Top of PROVIDED INFORMATION

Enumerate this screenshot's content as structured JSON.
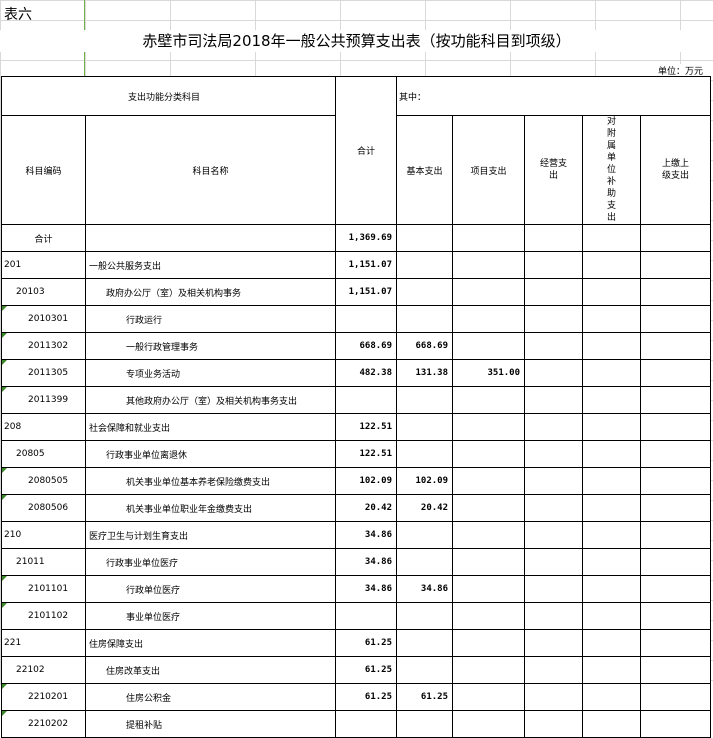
{
  "sheet_label": "表六",
  "title": "赤壁市司法局2018年一般公共预算支出表（按功能科目到项级）",
  "unit": "单位：万元",
  "header": {
    "category": "支出功能分类科目",
    "total": "合计",
    "of_which": "其中：",
    "code": "科目编码",
    "name": "科目名称",
    "basic": "基本支出",
    "project": "项目支出",
    "operating": "经营支出",
    "subsidy": "对附属单位补助支出",
    "upper": "上缴上级支出"
  },
  "rows": [
    {
      "code": "合计",
      "name": "",
      "total": "1,369.69",
      "basic": "",
      "project": "",
      "level": -1
    },
    {
      "code": "201",
      "name": "一般公共服务支出",
      "total": "1,151.07",
      "basic": "",
      "project": "",
      "level": 0
    },
    {
      "code": "20103",
      "name": "政府办公厅（室）及相关机构事务",
      "total": "1,151.07",
      "basic": "",
      "project": "",
      "level": 1
    },
    {
      "code": "2010301",
      "name": "行政运行",
      "total": "",
      "basic": "",
      "project": "",
      "level": 2
    },
    {
      "code": "2011302",
      "name": "一般行政管理事务",
      "total": "668.69",
      "basic": "668.69",
      "project": "",
      "level": 2
    },
    {
      "code": "2011305",
      "name": "专项业务活动",
      "total": "482.38",
      "basic": "131.38",
      "project": "351.00",
      "level": 2
    },
    {
      "code": "2011399",
      "name": "其他政府办公厅（室）及相关机构事务支出",
      "total": "",
      "basic": "",
      "project": "",
      "level": 2
    },
    {
      "code": "208",
      "name": "社会保障和就业支出",
      "total": "122.51",
      "basic": "",
      "project": "",
      "level": 0
    },
    {
      "code": "20805",
      "name": "行政事业单位离退休",
      "total": "122.51",
      "basic": "",
      "project": "",
      "level": 1
    },
    {
      "code": "2080505",
      "name": "机关事业单位基本养老保险缴费支出",
      "total": "102.09",
      "basic": "102.09",
      "project": "",
      "level": 2
    },
    {
      "code": "2080506",
      "name": "机关事业单位职业年金缴费支出",
      "total": "20.42",
      "basic": "20.42",
      "project": "",
      "level": 2
    },
    {
      "code": "210",
      "name": "医疗卫生与计划生育支出",
      "total": "34.86",
      "basic": "",
      "project": "",
      "level": 0
    },
    {
      "code": "21011",
      "name": "行政事业单位医疗",
      "total": "34.86",
      "basic": "",
      "project": "",
      "level": 1
    },
    {
      "code": "2101101",
      "name": "行政单位医疗",
      "total": "34.86",
      "basic": "34.86",
      "project": "",
      "level": 2
    },
    {
      "code": "2101102",
      "name": "事业单位医疗",
      "total": "",
      "basic": "",
      "project": "",
      "level": 2
    },
    {
      "code": "221",
      "name": "住房保障支出",
      "total": "61.25",
      "basic": "",
      "project": "",
      "level": 0
    },
    {
      "code": "22102",
      "name": "住房改革支出",
      "total": "61.25",
      "basic": "",
      "project": "",
      "level": 1
    },
    {
      "code": "2210201",
      "name": "住房公积金",
      "total": "61.25",
      "basic": "61.25",
      "project": "",
      "level": 2
    },
    {
      "code": "2210202",
      "name": "提租补贴",
      "total": "",
      "basic": "",
      "project": "",
      "level": 2
    }
  ]
}
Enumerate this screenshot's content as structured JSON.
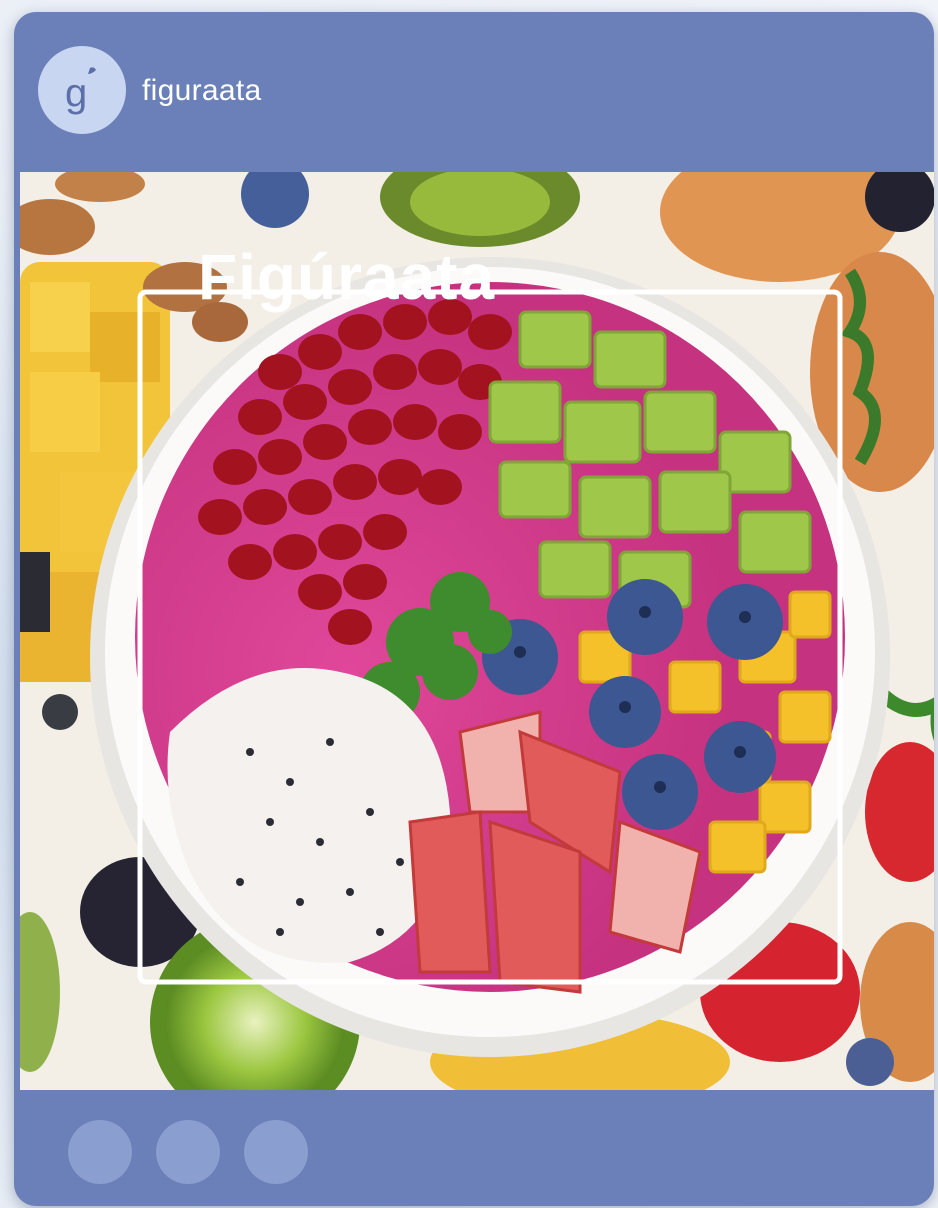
{
  "post": {
    "account_name": "figuraata",
    "avatar_letter": "g",
    "brand_overlay": "Figúraata",
    "image_subject": "fruit-bowl-photo"
  },
  "carousel": {
    "dots": [
      "dot-1",
      "dot-2",
      "dot-3"
    ]
  },
  "colors": {
    "card": "#6b80b8",
    "avatar_bg": "#c9d6f2",
    "dot": "#8b9ed0"
  }
}
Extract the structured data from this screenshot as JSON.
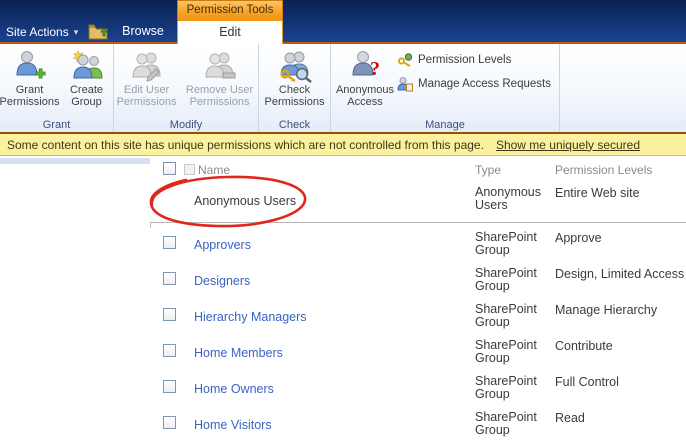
{
  "chrome": {
    "site_actions": "Site Actions",
    "caret": "▾",
    "browse": "Browse",
    "permission_tools": "Permission Tools",
    "edit": "Edit"
  },
  "ribbon": {
    "buttons": {
      "grant_permissions": "Grant Permissions",
      "create_group": "Create Group",
      "edit_user_permissions": "Edit User Permissions",
      "remove_user_permissions": "Remove User Permissions",
      "check_permissions": "Check Permissions",
      "anonymous_access": "Anonymous Access",
      "permission_levels": "Permission Levels",
      "manage_access_requests": "Manage Access Requests"
    },
    "group_labels": {
      "grant": "Grant",
      "modify": "Modify",
      "check": "Check",
      "manage": "Manage"
    }
  },
  "status": {
    "message": "Some content on this site has unique permissions which are not controlled from this page.",
    "link": "Show me uniquely secured"
  },
  "table": {
    "header": {
      "name": "Name",
      "type": "Type",
      "permissions": "Permission Levels"
    },
    "anonymous_row": {
      "name": "Anonymous Users",
      "type": "Anonymous Users",
      "permissions": "Entire Web site"
    },
    "rows": [
      {
        "name": "Approvers",
        "type": "SharePoint Group",
        "permissions": "Approve"
      },
      {
        "name": "Designers",
        "type": "SharePoint Group",
        "permissions": "Design, Limited Access"
      },
      {
        "name": "Hierarchy Managers",
        "type": "SharePoint Group",
        "permissions": "Manage Hierarchy"
      },
      {
        "name": "Home Members",
        "type": "SharePoint Group",
        "permissions": "Contribute"
      },
      {
        "name": "Home Owners",
        "type": "SharePoint Group",
        "permissions": "Full Control"
      },
      {
        "name": "Home Visitors",
        "type": "SharePoint Group",
        "permissions": "Read"
      }
    ]
  },
  "colors": {
    "top_bar_navy": "#10306e",
    "contextual_orange": "#f6a226",
    "status_yellow": "#fbf2a0",
    "status_border": "#9c4c09",
    "link_blue": "#3a63c4",
    "annotation_red": "#e0271c"
  }
}
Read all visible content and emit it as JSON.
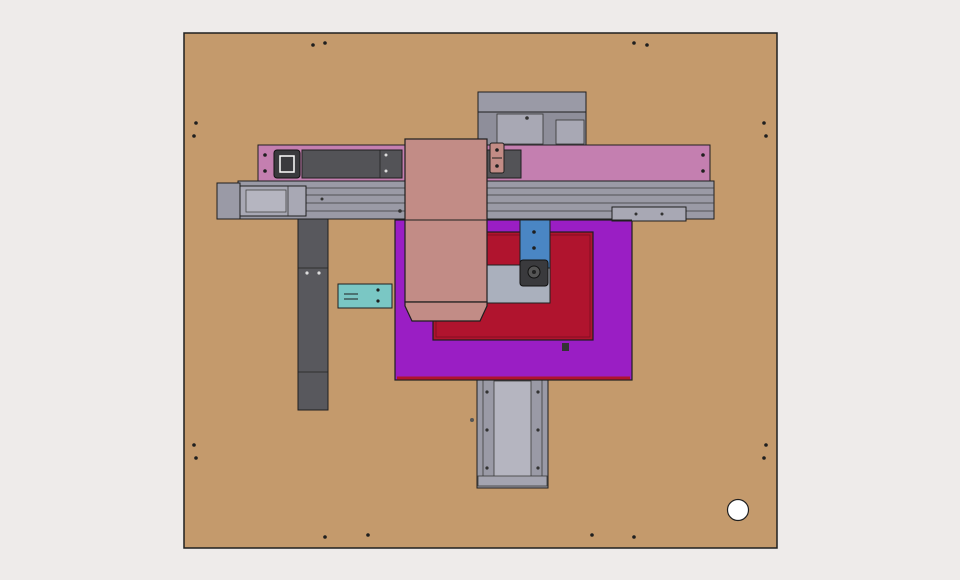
{
  "colors": {
    "background": "#eeebea",
    "baseplate": "#c49a6c",
    "outline": "#1f1f1f",
    "rail_gray": "#9a9aa6",
    "rail_light": "#b5b5c0",
    "rail_dark": "#55555a",
    "beam_pink": "#c47fb0",
    "bracket_dark": "#535357",
    "mount_column": "#58585d",
    "carriage_pink": "#c28c86",
    "platform_purple": "#9a1ec4",
    "platform_red": "#b0142e",
    "plate_blue": "#4a86c4",
    "plate_light": "#aab0bd",
    "teal_part": "#7ac7c4",
    "hole_fill": "#ffffff"
  }
}
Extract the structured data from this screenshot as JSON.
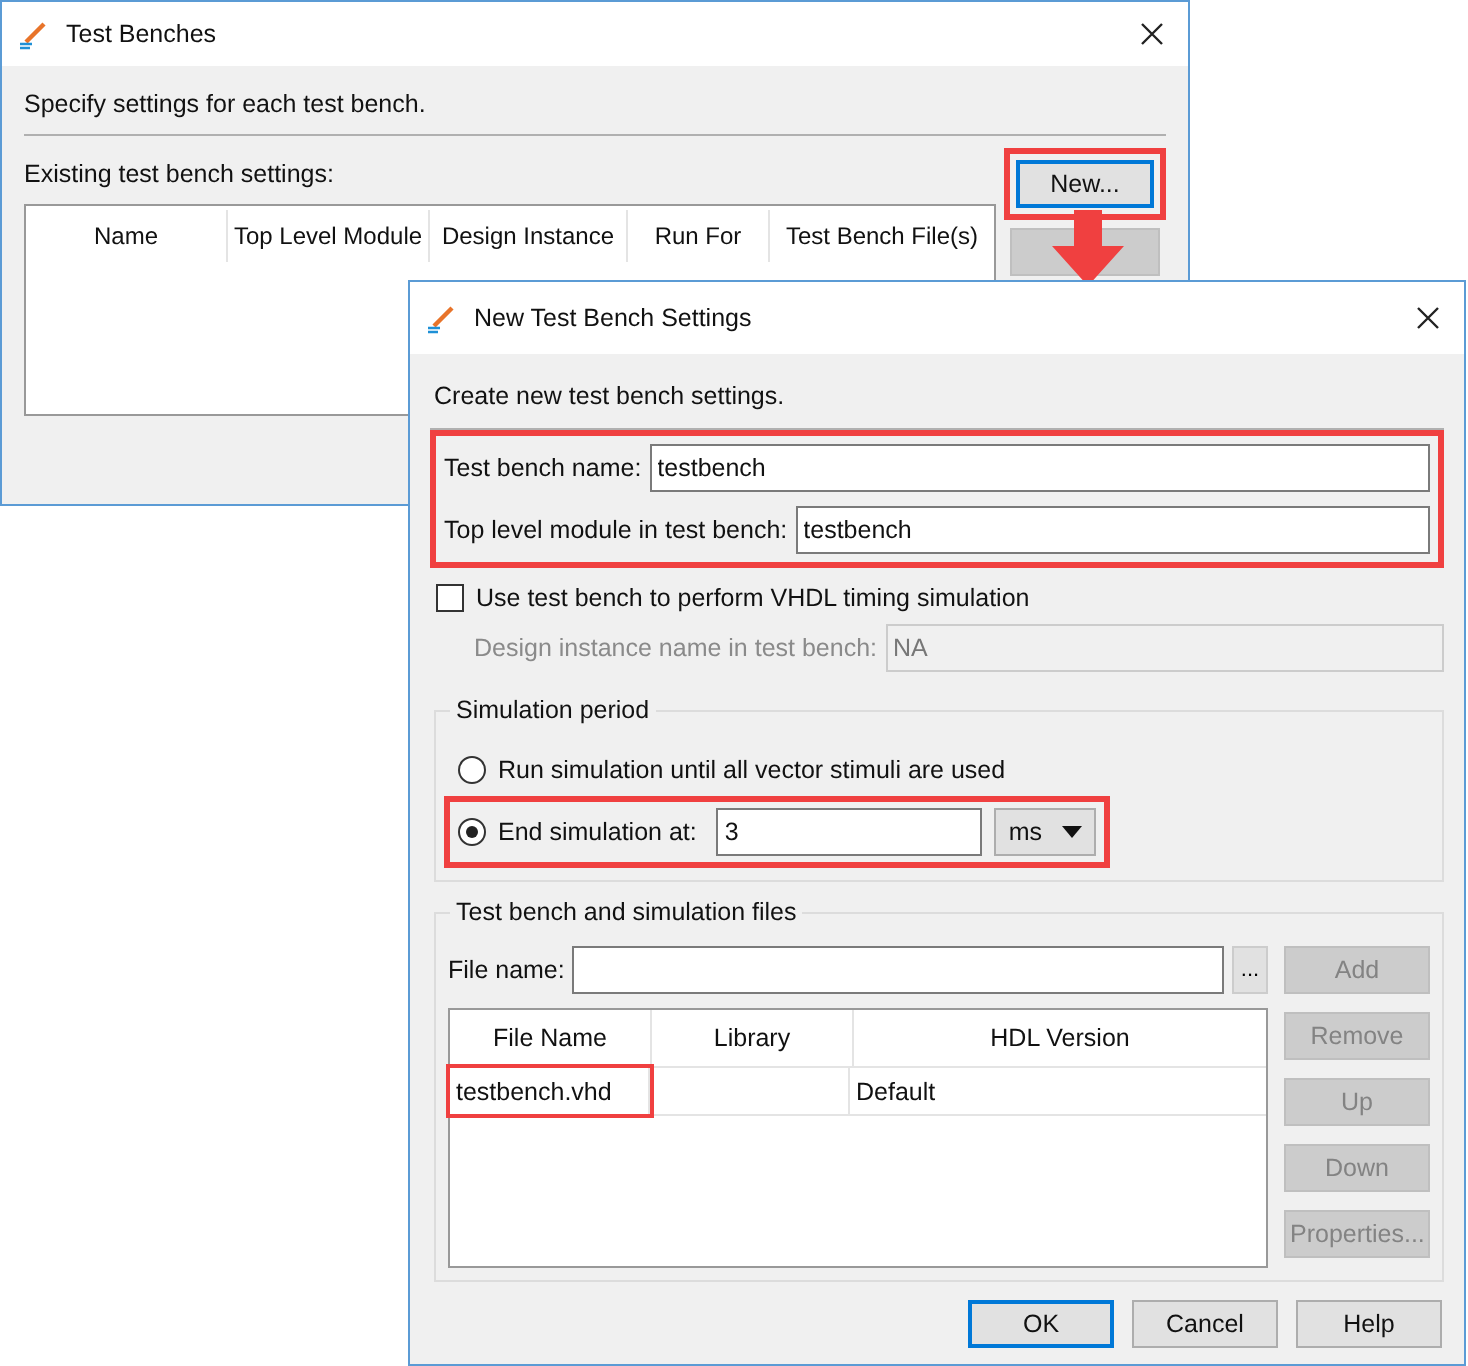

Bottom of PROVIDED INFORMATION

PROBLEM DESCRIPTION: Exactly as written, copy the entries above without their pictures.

RESPONSE TO THIS EXERCISE:
Enumerate this screenshot's content as structured JSON.
{
  "sheet_label": "表六",
  "title": "赤壁市司法局2018年一般公共预算支出表（按功能科目到项级）",
  "unit": "单位：万元",
  "header": {
    "category": "支出功能分类科目",
    "total": "合计",
    "of_which": "其中：",
    "code": "科目编码",
    "name": "科目名称",
    "basic": "基本支出",
    "project": "项目支出",
    "operating": "经营支出",
    "subsidy": "对附属单位补助支出",
    "upper": "上缴上级支出"
  },
  "rows": [
    {
      "code": "合计",
      "name": "",
      "total": "1,369.69",
      "basic": "",
      "project": "",
      "level": -1
    },
    {
      "code": "201",
      "name": "一般公共服务支出",
      "total": "1,151.07",
      "basic": "",
      "project": "",
      "level": 0
    },
    {
      "code": "20103",
      "name": "政府办公厅（室）及相关机构事务",
      "total": "1,151.07",
      "basic": "",
      "project": "",
      "level": 1
    },
    {
      "code": "2010301",
      "name": "行政运行",
      "total": "",
      "basic": "",
      "project": "",
      "level": 2
    },
    {
      "code": "2011302",
      "name": "一般行政管理事务",
      "total": "668.69",
      "basic": "668.69",
      "project": "",
      "level": 2
    },
    {
      "code": "2011305",
      "name": "专项业务活动",
      "total": "482.38",
      "basic": "131.38",
      "project": "351.00",
      "level": 2
    },
    {
      "code": "2011399",
      "name": "其他政府办公厅（室）及相关机构事务支出",
      "total": "",
      "basic": "",
      "project": "",
      "level": 2
    },
    {
      "code": "208",
      "name": "社会保障和就业支出",
      "total": "122.51",
      "basic": "",
      "project": "",
      "level": 0
    },
    {
      "code": "20805",
      "name": "行政事业单位离退休",
      "total": "122.51",
      "basic": "",
      "project": "",
      "level": 1
    },
    {
      "code": "2080505",
      "name": "机关事业单位基本养老保险缴费支出",
      "total": "102.09",
      "basic": "102.09",
      "project": "",
      "level": 2
    },
    {
      "code": "2080506",
      "name": "机关事业单位职业年金缴费支出",
      "total": "20.42",
      "basic": "20.42",
      "project": "",
      "level": 2
    },
    {
      "code": "210",
      "name": "医疗卫生与计划生育支出",
      "total": "34.86",
      "basic": "",
      "project": "",
      "level": 0
    },
    {
      "code": "21011",
      "name": "行政事业单位医疗",
      "total": "34.86",
      "basic": "",
      "project": "",
      "level": 1
    },
    {
      "code": "2101101",
      "name": "行政单位医疗",
      "total": "34.86",
      "basic": "34.86",
      "project": "",
      "level": 2
    },
    {
      "code": "2101102",
      "name": "事业单位医疗",
      "total": "",
      "basic": "",
      "project": "",
      "level": 2
    },
    {
      "code": "221",
      "name": "住房保障支出",
      "total": "61.25",
      "basic": "",
      "project": "",
      "level": 0
    },
    {
      "code": "22102",
      "name": "住房改革支出",
      "total": "61.25",
      "basic": "",
      "project": "",
      "level": 1
    },
    {
      "code": "2210201",
      "name": "住房公积金",
      "total": "61.25",
      "basic": "61.25",
      "project": "",
      "level": 2
    },
    {
      "code": "2210202",
      "name": "提租补贴",
      "total": "",
      "basic": "",
      "project": "",
      "level": 2
    }
  ]
}
Enumerate this screenshot's content as structured JSON.
{
  "post": {
    "account_name": "figuraata",
    "avatar_letter": "g",
    "brand_overlay": "Figúraata",
    "image_subject": "fruit-bowl-photo"
  },
  "carousel": {
    "dots": [
      "dot-1",
      "dot-2",
      "dot-3"
    ]
  },
  "colors": {
    "card": "#6b80b8",
    "avatar_bg": "#c9d6f2",
    "dot": "#8b9ed0"
  }
}
Extract the structured data from this screenshot as JSON.
{
  "chrome": {
    "site_actions": "Site Actions",
    "caret": "▾",
    "browse": "Browse",
    "permission_tools": "Permission Tools",
    "edit": "Edit"
  },
  "ribbon": {
    "buttons": {
      "grant_permissions": "Grant Permissions",
      "create_group": "Create Group",
      "edit_user_permissions": "Edit User Permissions",
      "remove_user_permissions": "Remove User Permissions",
      "check_permissions": "Check Permissions",
      "anonymous_access": "Anonymous Access",
      "permission_levels": "Permission Levels",
      "manage_access_requests": "Manage Access Requests"
    },
    "group_labels": {
      "grant": "Grant",
      "modify": "Modify",
      "check": "Check",
      "manage": "Manage"
    }
  },
  "status": {
    "message": "Some content on this site has unique permissions which are not controlled from this page.",
    "link": "Show me uniquely secured"
  },
  "table": {
    "header": {
      "name": "Name",
      "type": "Type",
      "permissions": "Permission Levels"
    },
    "anonymous_row": {
      "name": "Anonymous Users",
      "type": "Anonymous Users",
      "permissions": "Entire Web site"
    },
    "rows": [
      {
        "name": "Approvers",
        "type": "SharePoint Group",
        "permissions": "Approve"
      },
      {
        "name": "Designers",
        "type": "SharePoint Group",
        "permissions": "Design, Limited Access"
      },
      {
        "name": "Hierarchy Managers",
        "type": "SharePoint Group",
        "permissions": "Manage Hierarchy"
      },
      {
        "name": "Home Members",
        "type": "SharePoint Group",
        "permissions": "Contribute"
      },
      {
        "name": "Home Owners",
        "type": "SharePoint Group",
        "permissions": "Full Control"
      },
      {
        "name": "Home Visitors",
        "type": "SharePoint Group",
        "permissions": "Read"
      }
    ]
  },
  "colors": {
    "top_bar_navy": "#10306e",
    "contextual_orange": "#f6a226",
    "status_yellow": "#fbf2a0",
    "status_border": "#9c4c09",
    "link_blue": "#3a63c4",
    "annotation_red": "#e0271c"
  }
}
Read all visible content and emit it as JSON.
{
  "colors": {
    "background": "#eeebea",
    "baseplate": "#c49a6c",
    "outline": "#1f1f1f",
    "rail_gray": "#9a9aa6",
    "rail_light": "#b5b5c0",
    "rail_dark": "#55555a",
    "beam_pink": "#c47fb0",
    "bracket_dark": "#535357",
    "mount_column": "#58585d",
    "carriage_pink": "#c28c86",
    "platform_purple": "#9a1ec4",
    "platform_red": "#b0142e",
    "plate_blue": "#4a86c4",
    "plate_light": "#aab0bd",
    "teal_part": "#7ac7c4",
    "hole_fill": "#ffffff"
  }
}
Extract the structured data from this screenshot as JSON.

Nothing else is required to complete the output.